WORK TO COMPLETE:
Check each line of the records below for the word "Configuration" and copy those where it appears.

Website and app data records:

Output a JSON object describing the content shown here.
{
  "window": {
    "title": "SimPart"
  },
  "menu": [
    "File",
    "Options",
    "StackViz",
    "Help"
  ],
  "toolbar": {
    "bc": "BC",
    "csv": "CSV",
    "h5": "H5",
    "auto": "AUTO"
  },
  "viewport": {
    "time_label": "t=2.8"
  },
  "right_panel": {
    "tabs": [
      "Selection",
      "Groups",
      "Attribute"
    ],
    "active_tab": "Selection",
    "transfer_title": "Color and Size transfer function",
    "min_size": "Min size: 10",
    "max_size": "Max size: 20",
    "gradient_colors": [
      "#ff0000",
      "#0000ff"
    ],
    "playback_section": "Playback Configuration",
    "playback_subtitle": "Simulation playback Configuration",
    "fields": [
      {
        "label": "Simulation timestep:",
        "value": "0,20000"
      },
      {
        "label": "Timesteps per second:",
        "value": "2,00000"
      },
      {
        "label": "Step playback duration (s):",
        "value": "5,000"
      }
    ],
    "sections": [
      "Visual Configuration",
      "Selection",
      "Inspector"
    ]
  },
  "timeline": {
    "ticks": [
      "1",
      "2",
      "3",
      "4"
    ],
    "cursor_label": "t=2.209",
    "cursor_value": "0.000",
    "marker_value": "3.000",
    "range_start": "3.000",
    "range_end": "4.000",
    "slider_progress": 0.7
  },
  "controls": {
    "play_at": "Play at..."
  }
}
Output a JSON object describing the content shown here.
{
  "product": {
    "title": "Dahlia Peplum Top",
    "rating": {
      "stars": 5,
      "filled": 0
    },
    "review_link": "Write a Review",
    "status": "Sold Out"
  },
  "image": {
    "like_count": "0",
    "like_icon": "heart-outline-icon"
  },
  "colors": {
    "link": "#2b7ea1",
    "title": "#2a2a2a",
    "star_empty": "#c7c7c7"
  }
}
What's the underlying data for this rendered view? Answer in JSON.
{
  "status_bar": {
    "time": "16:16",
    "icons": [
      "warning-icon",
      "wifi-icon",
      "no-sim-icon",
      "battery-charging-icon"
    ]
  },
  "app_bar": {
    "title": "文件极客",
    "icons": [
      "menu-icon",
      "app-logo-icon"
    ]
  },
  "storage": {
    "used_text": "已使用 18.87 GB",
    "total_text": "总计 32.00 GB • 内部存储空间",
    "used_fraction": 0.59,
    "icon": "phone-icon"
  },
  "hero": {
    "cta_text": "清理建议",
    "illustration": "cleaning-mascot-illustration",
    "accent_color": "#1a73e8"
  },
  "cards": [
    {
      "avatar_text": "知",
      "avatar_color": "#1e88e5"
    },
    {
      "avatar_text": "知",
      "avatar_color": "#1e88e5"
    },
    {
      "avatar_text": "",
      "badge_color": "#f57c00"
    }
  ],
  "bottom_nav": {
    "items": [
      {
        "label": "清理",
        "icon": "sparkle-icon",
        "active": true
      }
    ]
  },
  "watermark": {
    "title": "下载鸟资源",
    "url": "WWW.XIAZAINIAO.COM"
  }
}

SOLUTION:
    "playback_section": "Playback Configuration",
    "playback_subtitle": "Simulation playback Configuration",
      "Visual Configuration",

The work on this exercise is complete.